US and Japan forces conduct amphib landing, assault beach
By Cpl. Matthew J. Bragg
| U.S. Marine Corps Forces, Pacific | July 10, 2014
MARINE CORPS BASE HAWAII --
Soldiers from the Japan Ground Self-Defense Force showcased their amphibious landing and beach assault capabilities for the first time at Pyramid Rock Beach here July 1.
Marine Corps Base Hawaii
The JGSDF conducted the training as part of Rim of the Pacific Exercise 2014 alongside U.S. Marines with 3rd Reconnaissance Battalion, based in Okinawa, Japan.
RIMPAC 2014 is the U.S. Pacific Command’s largest maritime exercise and provides a unique training opportunity that helps participants foster and sustain cooperative relationships that are critical to ensuring the safety of sea lanes and security on the world’s oceans.
The JGSDF boarded four of their amphibious warfare vessels and floated out to sea to begin their training.
Nearly a half a mile from the beach, four teams of two soldiers exited the vessels and began to ingress toward the shore.
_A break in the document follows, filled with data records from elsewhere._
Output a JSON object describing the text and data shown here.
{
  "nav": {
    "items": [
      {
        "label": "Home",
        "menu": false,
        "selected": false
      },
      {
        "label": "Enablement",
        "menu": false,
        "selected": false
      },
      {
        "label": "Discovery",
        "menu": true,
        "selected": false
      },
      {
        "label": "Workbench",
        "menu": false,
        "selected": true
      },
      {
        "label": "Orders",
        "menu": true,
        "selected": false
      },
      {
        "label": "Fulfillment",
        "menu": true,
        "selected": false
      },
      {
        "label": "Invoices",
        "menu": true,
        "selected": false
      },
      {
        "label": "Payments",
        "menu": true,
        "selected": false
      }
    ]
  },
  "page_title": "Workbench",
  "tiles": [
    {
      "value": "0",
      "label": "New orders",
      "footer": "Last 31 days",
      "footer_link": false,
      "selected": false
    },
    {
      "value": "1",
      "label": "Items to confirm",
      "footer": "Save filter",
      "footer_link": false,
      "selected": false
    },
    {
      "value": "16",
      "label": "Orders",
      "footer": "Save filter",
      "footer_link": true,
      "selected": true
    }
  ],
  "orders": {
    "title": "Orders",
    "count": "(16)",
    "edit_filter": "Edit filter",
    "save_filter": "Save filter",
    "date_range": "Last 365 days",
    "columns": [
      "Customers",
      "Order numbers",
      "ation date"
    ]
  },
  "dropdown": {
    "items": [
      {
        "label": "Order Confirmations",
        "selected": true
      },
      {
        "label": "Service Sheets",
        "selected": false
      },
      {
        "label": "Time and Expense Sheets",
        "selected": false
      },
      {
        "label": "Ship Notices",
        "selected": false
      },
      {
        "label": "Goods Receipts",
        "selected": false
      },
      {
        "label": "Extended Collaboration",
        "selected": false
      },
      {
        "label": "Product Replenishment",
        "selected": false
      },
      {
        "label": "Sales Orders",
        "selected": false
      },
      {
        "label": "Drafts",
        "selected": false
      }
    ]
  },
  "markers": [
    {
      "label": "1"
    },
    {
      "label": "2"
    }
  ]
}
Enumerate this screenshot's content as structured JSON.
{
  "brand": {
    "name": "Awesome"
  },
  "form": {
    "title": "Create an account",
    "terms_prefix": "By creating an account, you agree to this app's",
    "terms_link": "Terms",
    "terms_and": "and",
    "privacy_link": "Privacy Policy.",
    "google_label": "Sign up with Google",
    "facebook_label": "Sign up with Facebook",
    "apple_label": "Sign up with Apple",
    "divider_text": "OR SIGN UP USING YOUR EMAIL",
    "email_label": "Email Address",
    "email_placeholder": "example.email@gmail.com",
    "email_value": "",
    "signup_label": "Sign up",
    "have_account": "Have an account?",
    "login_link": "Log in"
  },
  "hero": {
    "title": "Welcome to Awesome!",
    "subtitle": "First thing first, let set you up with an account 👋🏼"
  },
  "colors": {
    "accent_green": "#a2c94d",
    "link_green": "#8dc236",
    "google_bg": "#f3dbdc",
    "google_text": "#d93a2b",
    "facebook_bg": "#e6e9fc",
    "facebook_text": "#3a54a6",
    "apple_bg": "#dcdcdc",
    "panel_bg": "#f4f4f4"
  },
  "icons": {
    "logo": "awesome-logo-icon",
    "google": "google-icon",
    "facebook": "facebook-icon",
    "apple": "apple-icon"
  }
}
When they washed up on the sand, the soldiers quickly set up a security perimeter along the shore before advancing positions.
U.S. Navy Petty Officer 3rd Class Cody Goddard, a corpsman with 3rd Recon Bn., said the Japanese soldiers are a self-sufficient group of men. “They occasionally ask us for tips regarding training, but they always bring their own gear with them and run the show,” said the 23-year-old Las Vegas, Nev., native.
On the beach, the teams-of-two advanced positions from sand to shrubbery to find cover and camouflage. When he confirmed his team members were in place, the squad leader established a landing point for the rest of his team and signaled them to shore.
The soldiers landed their vessels, anchored them in the sand and took position next to their squad members.
From there, they tactically patrolled through the thick bushes up the hills beyond the beach toward their objective.
At the top of the last hill, the soldiers once again concealed themselves to conduct “reconnaissance,” which would complete their mission.
They accomplished their primary mission, and they retreated back to their vessels on the beach before ending the exercise. The JGSDF gathered near their boats and conducted an after action review to discuss things they excelled in and areas they could improve.
Marines overseeing the exercise said they were impressed at how well the JGSDF conducted their mission.
“These guys know what they’re doing,” Goddard said. “It’s good that they have this training because it means we would operate similarly in case we ever worked with them in future operations.”
The world's largest international maritime exercise, RIMPAC provides a unique training opportunity that helps foster and sustain cooperative relationships that are critical to ensuring the safety of sea lanes and security on the world's oceans. RIMPAC 2014 is the 24th exercise in the series that began in 1971.